• **Dataset rows describing interfaces**:

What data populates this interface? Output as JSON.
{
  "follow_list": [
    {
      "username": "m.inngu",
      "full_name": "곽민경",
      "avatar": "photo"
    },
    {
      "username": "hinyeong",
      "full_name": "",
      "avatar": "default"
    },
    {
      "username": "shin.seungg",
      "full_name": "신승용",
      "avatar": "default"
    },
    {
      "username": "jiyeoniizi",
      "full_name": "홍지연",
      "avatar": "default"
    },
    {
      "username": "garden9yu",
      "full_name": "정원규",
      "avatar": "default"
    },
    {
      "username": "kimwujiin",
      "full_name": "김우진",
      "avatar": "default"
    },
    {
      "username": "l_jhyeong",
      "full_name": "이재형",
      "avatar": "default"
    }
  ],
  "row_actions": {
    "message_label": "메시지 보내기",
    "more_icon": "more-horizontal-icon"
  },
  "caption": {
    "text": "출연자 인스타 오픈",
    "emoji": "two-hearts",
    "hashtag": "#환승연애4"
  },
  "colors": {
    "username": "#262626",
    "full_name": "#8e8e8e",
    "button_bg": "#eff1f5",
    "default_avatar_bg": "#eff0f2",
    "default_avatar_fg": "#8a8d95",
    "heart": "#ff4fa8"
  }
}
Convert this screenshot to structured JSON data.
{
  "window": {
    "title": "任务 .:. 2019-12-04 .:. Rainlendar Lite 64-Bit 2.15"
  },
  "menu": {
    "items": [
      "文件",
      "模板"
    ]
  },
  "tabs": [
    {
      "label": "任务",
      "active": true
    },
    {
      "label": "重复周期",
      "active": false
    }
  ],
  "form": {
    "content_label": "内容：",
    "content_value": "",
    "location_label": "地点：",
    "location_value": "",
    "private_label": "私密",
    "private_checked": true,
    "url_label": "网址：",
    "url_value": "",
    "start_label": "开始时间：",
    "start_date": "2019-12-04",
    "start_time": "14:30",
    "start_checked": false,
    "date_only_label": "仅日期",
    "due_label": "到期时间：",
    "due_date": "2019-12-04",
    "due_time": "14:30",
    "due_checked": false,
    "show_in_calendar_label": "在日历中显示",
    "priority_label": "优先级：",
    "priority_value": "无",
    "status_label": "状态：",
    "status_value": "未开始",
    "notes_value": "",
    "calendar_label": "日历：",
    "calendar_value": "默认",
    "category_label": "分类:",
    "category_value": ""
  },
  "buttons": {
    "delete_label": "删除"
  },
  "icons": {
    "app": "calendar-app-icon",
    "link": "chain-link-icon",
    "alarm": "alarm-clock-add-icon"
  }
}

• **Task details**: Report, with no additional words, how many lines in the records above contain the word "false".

• **Problem solution**: 3